■ **Exercise**: Find each line below that includes "true", then copy it.

● ● ● ● ●

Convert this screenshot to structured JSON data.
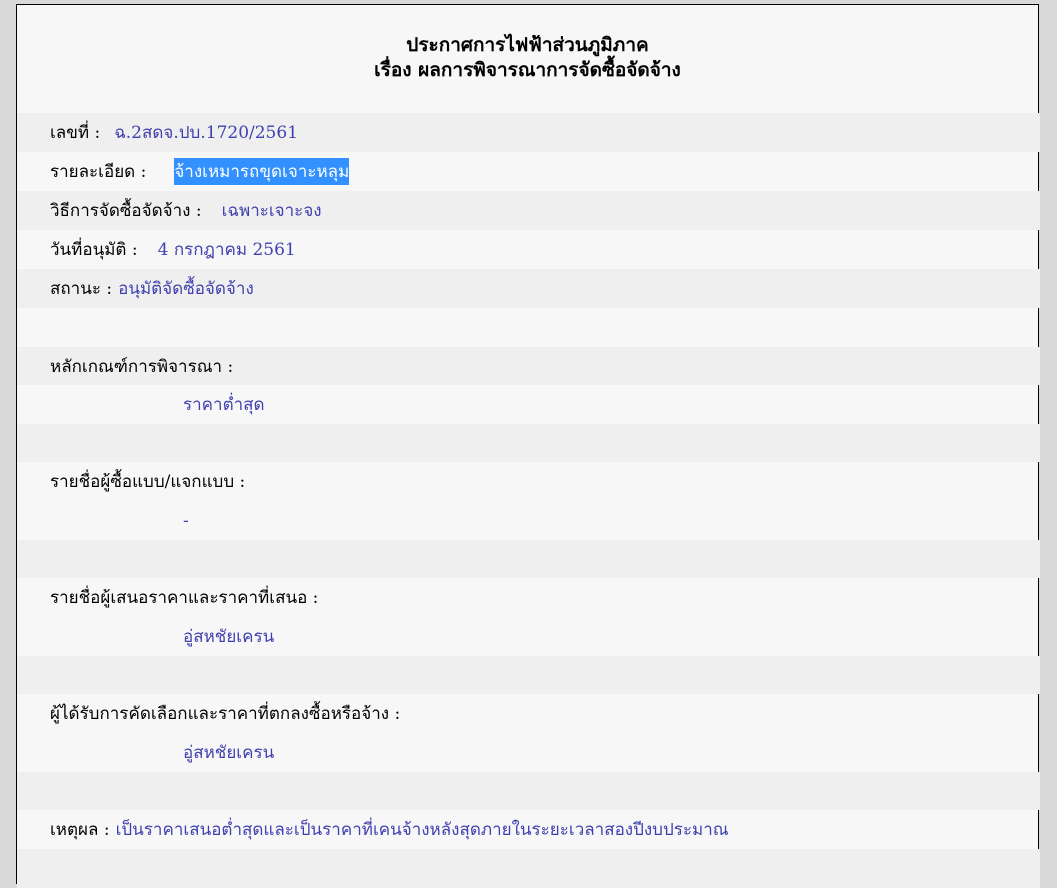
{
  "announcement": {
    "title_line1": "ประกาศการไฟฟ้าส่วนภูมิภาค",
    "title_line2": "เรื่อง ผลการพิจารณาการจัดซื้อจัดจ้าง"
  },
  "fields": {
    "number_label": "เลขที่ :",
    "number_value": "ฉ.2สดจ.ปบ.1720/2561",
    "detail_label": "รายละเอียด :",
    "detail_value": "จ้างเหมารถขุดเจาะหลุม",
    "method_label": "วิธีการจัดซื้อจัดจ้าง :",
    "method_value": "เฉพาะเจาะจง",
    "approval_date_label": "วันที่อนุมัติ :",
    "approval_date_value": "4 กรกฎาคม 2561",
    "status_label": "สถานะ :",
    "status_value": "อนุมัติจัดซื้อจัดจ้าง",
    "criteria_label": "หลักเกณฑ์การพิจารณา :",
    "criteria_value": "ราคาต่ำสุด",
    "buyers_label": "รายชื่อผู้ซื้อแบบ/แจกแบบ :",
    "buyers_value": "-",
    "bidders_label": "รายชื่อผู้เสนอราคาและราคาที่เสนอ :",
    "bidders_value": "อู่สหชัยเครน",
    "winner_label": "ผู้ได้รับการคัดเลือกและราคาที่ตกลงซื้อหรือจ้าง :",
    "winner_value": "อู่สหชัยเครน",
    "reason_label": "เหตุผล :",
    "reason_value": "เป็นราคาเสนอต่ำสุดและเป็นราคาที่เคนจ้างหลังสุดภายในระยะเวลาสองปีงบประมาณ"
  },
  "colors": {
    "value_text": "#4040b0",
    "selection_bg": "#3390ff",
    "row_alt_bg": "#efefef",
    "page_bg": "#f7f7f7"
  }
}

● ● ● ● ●

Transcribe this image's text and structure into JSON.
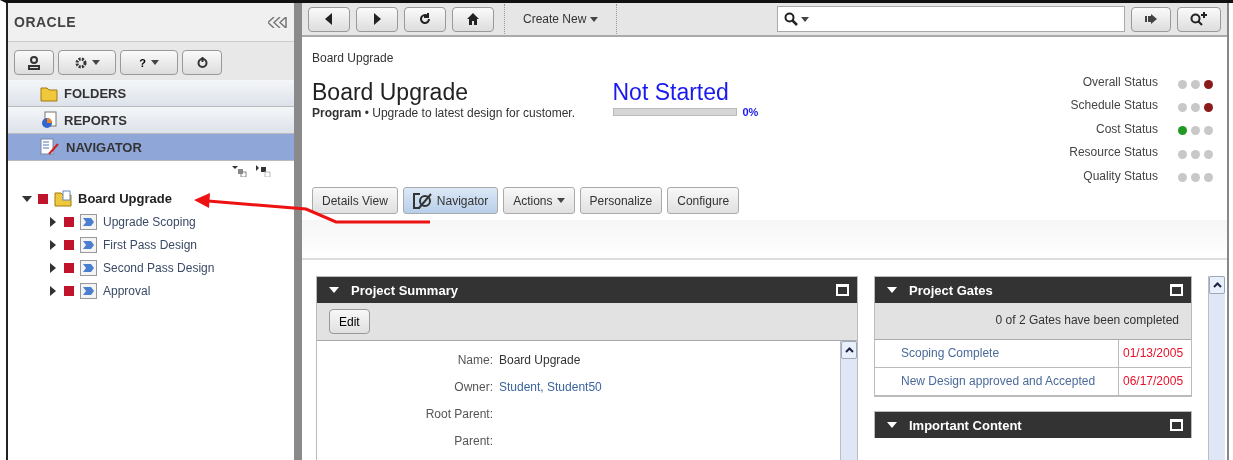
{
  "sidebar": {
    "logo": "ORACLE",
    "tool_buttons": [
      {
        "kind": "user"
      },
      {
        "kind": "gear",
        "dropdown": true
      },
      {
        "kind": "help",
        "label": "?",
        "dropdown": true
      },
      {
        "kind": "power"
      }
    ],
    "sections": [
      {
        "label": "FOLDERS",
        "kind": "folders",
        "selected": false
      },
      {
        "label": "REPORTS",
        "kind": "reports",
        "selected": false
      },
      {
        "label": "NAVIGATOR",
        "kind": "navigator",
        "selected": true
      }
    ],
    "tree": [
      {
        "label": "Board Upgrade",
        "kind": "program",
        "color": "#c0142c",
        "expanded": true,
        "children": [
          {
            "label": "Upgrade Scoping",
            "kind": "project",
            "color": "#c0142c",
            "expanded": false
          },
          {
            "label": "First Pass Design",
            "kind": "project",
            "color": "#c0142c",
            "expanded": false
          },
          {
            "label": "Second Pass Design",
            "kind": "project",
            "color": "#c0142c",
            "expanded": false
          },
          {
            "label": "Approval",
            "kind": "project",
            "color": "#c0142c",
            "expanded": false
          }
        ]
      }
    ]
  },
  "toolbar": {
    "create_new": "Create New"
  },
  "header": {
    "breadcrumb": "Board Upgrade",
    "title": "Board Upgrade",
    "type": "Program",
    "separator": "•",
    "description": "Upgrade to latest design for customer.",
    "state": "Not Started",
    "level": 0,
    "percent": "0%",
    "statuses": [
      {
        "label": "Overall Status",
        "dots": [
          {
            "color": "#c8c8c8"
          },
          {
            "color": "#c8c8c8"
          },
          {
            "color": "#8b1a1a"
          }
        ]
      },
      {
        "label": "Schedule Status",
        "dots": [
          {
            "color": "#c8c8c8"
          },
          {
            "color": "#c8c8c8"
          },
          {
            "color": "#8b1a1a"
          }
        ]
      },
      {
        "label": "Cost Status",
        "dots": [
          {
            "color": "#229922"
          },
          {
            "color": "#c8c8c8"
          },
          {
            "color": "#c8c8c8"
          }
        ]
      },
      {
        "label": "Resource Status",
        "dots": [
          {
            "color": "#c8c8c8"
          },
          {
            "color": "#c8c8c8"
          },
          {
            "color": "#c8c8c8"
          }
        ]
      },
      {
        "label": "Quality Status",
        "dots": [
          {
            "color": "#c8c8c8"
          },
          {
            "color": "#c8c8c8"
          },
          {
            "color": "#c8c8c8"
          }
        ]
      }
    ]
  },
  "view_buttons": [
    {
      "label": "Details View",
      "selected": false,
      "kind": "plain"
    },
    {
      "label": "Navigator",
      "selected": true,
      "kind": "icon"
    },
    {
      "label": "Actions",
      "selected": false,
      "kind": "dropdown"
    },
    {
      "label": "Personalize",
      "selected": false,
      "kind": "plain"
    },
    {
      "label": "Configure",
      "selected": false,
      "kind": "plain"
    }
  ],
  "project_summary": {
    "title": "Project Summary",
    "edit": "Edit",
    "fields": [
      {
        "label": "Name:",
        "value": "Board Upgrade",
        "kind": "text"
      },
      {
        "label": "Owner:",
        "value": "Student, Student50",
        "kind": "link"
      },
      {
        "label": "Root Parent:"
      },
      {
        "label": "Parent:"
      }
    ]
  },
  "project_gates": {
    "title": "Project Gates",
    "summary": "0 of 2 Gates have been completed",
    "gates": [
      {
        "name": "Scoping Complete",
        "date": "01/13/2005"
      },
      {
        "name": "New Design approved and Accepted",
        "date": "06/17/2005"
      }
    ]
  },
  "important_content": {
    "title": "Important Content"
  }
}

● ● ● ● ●

■ **Output below**:
        "dropdown": true
        "dropdown": true
        "selected": true
        "expanded": true,
      "selected": true,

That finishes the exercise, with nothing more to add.